Nanotechnologies offer potentially huge benefits to society, industry, the environment and health. They can help us improve our quality of life and respond to key issues, such as climate change, potentially contributing to improved energy storage and efficiency, better diagnosis and treatment of disease, faster computer systems, and remediation of polluted air, soil and water.
The Government are committed to understanding any potential risks of nanotechnologies and to managing them within a proportionate regulatory framework.
We have established a ministerial cross-departmental group that co-ordinates the UK’s programme of research into the health, safety and environmental implications of nanotechnologies. I chair this group which brings together Ministers from DEFRA, DH, DWP and BERR.
DIUS has provided sponsorship for research into “Health and Safety Exposure Assessment in the Workplace Relating to Nanotechnologies”. HSE representatives have endorsed this project. It is envisaged that this research will form the basis of a new standard in research development. DIUS is also funding research into the health effects of nanotechnology.
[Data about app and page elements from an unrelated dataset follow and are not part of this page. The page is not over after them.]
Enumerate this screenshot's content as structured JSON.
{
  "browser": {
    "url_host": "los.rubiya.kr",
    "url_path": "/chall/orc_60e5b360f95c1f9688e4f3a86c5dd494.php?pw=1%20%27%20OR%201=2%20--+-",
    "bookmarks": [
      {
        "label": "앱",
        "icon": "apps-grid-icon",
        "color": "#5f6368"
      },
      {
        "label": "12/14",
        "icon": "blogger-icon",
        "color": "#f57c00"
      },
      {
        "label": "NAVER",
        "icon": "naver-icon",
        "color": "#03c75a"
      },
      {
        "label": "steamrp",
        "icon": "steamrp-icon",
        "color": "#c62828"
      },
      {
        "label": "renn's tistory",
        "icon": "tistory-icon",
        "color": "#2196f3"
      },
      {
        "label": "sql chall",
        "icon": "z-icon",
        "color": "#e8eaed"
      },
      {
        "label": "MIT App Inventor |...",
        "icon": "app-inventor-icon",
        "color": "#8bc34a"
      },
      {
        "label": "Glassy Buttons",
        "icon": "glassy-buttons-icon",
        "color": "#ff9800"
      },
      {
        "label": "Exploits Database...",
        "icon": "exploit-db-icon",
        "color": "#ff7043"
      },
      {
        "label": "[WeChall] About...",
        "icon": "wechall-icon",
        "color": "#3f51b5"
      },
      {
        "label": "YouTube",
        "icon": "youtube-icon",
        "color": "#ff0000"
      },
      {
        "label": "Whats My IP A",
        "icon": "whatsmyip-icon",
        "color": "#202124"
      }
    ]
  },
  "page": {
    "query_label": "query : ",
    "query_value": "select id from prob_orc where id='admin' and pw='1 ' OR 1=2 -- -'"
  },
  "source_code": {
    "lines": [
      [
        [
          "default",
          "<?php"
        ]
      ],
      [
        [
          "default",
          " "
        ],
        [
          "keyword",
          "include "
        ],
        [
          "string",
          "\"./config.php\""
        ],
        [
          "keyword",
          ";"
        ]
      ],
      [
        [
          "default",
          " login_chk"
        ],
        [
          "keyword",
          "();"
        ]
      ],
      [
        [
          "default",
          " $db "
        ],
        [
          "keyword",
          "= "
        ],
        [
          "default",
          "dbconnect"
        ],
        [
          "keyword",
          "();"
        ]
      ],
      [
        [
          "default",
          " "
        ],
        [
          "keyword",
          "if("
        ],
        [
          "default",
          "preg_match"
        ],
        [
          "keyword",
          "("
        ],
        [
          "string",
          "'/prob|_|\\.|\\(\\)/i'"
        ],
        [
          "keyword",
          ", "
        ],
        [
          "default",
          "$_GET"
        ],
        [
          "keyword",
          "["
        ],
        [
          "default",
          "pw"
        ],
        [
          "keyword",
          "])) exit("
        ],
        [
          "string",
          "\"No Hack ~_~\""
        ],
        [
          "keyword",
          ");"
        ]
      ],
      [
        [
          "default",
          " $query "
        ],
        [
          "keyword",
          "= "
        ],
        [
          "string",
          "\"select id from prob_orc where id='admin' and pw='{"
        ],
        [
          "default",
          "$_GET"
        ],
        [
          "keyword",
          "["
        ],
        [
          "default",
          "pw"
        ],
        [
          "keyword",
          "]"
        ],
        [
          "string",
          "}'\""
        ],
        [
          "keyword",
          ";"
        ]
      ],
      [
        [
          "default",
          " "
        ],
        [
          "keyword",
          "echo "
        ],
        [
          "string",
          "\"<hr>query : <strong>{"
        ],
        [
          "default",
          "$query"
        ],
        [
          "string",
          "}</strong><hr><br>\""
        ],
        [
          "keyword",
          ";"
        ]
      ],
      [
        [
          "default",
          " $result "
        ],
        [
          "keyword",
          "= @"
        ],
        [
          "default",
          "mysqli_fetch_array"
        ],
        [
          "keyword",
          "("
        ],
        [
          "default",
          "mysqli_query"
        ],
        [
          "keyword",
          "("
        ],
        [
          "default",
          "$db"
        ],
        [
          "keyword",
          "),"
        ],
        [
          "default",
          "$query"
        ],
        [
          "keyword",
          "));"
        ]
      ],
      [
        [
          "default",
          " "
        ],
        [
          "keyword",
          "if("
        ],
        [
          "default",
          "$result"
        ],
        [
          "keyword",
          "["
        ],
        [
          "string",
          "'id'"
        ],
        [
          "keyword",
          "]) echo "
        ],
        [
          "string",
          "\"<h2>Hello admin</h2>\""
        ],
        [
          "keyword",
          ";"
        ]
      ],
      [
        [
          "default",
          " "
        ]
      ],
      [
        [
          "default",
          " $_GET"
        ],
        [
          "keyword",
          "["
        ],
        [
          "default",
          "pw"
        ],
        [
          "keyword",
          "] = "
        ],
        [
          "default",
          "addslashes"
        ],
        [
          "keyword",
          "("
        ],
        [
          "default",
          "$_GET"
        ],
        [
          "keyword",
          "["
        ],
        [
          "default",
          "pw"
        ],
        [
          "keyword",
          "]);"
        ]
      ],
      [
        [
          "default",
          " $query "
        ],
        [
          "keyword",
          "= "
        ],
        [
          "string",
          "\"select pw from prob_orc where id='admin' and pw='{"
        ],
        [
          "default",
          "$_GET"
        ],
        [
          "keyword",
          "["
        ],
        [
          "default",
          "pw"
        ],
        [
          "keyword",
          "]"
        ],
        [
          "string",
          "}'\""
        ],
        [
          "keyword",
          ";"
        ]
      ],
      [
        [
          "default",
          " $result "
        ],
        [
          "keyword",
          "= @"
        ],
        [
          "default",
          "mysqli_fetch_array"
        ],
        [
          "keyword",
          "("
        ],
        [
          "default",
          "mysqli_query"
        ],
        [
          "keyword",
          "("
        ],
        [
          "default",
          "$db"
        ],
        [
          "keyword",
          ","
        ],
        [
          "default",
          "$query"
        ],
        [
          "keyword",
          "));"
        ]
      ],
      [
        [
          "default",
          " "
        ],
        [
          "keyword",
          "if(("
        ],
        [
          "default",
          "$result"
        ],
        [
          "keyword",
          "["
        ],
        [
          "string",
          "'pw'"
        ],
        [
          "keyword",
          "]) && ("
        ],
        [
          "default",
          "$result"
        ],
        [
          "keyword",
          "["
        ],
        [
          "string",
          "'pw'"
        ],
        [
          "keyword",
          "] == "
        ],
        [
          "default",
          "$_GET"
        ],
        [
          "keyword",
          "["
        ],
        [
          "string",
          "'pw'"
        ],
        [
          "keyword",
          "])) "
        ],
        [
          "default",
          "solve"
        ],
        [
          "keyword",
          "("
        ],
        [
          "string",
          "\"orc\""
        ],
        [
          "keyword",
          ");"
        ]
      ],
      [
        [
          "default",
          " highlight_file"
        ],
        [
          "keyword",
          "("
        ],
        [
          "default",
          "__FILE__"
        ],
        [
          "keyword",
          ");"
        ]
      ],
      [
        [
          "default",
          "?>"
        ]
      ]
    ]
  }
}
The development of standards is very important to enable both the development and the regulation of nanotechnologies. Recently, the British Standards Institution has published a number of UK standards that will help to frame the development of international and European standards, including the Guide to Safe Handling and Disposal of Manufactured Nanomaterials (PD 6699-2)1. This provides advice on good practice to those working in laboratories where research on new materials and applications is being undertaken, as this is where exposure to engineered free nanoscale materials is most likely to occur at present.
I will be making a statement about Government activities on nanotechnologies next Thursday. This will cover the development and commercialisation, as well as the potential risks and regulation of nanotechnologies.